Instead of forbidding the frustrated or angry child to use swear words to get rid of their anger, name the child's feelings. Tell him: “You are angry, I understand that.” This helps the child to classify the many diffuse feelings and to give them names.

6. Set clear boundaries!

You can safely ignore many strong expressions. But say clearly and unambiguously which words are absolutely intolerable. If this offends people or uses expressions from the bottom drawer of vulgar language, this is not acceptable. But stay calm and explain to your child that this can offend people or offend them.

7. Explain the meaning of swear words!

Try to explain certain words to your child in an age-appropriate manner, if this is already possible. Or explain to the child how this expression can make other people feel.

8. Let Consequences Follow!

If your child repeatedly and consciously uses certain swear words, this should have logical and understandable consequences for the child. Don't get angry, stay calm. Just tell the child that you won't talk to him like this and send him out of the kitchen. Or leave the playground if it offends other children. But make it clear to him why you are doing this.

9. Don't reward insults!

If your child gets angry because they can't get their way and berates you because of it, you should definitely not give in. Don't reward it with a smile either, because the wild words from the child's mouth sound kind of funny.

Stay calm! Don't let your child's swear words provoke you. Keep calm and don't take it personally. In any case, avoid turning the tables and insulting the child on your part.

10. Invent fun alternatives!

Certain words can be safely ignored. Others may or may not want to accept you. An alternative to these "forbidden" expressions are fantasy words, which may be used instead of these. Or have each family member shout a curse word they no longer want to say into a paper sack, inflate it and let it burst with a bang.
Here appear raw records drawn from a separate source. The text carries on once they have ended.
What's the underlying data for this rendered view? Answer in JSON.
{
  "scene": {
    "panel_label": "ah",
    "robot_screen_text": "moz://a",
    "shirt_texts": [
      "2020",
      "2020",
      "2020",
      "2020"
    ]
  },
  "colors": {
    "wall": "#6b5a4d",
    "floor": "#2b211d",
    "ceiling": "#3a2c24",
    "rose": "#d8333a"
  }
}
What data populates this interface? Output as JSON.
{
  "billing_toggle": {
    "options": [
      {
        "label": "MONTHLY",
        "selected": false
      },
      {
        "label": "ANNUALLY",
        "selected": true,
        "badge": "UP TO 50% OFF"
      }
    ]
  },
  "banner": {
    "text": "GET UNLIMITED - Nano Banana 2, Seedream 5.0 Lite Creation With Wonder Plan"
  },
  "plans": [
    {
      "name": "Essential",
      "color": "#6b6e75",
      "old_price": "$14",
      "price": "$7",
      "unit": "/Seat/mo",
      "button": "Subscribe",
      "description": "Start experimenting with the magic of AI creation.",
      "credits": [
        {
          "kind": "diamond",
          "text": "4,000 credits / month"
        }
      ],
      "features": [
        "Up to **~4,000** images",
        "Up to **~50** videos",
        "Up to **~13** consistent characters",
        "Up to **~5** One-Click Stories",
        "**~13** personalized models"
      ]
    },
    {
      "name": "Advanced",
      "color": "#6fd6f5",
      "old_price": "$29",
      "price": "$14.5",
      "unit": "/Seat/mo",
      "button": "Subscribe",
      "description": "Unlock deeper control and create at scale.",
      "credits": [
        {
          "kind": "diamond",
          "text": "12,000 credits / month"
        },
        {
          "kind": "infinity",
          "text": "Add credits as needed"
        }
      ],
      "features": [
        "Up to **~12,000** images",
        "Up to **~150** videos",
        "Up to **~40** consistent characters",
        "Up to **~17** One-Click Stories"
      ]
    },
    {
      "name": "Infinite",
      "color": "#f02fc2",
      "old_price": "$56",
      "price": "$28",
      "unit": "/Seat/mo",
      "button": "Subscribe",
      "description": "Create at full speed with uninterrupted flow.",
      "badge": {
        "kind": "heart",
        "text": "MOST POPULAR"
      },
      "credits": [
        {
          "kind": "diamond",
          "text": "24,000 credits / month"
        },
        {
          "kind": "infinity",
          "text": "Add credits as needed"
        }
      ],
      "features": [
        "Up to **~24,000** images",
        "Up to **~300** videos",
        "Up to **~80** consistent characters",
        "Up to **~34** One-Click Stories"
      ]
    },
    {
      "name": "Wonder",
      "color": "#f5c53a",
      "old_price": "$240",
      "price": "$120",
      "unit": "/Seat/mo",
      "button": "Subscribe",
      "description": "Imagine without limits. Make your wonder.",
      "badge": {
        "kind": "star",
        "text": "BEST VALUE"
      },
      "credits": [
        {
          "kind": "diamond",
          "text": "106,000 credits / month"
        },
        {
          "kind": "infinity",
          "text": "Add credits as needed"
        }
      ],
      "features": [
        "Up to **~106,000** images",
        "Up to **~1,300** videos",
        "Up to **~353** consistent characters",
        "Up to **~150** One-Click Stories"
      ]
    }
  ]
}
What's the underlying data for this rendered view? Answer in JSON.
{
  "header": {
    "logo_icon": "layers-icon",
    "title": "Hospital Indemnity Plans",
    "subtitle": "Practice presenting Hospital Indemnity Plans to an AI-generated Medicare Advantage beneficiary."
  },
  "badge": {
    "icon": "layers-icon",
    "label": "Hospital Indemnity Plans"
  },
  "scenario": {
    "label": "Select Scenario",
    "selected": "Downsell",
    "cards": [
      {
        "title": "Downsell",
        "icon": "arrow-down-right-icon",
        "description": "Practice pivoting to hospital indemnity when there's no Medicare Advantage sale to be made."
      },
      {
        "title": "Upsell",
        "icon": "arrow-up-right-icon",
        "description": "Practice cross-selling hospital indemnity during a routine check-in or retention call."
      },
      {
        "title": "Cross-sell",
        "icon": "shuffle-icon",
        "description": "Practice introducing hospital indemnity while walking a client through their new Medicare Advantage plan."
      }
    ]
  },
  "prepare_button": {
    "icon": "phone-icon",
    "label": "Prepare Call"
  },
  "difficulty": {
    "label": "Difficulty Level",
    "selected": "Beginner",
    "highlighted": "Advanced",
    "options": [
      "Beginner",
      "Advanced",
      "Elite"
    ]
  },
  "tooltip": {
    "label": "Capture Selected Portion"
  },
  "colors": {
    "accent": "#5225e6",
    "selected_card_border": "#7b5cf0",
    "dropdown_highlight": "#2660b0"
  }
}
If the word slips out to the parents or the children, they have to endure a funny punishment. The person (whether child or parent) must e.g. B. sit on the floor and sing a song.

Last updated: 03-02-20, JL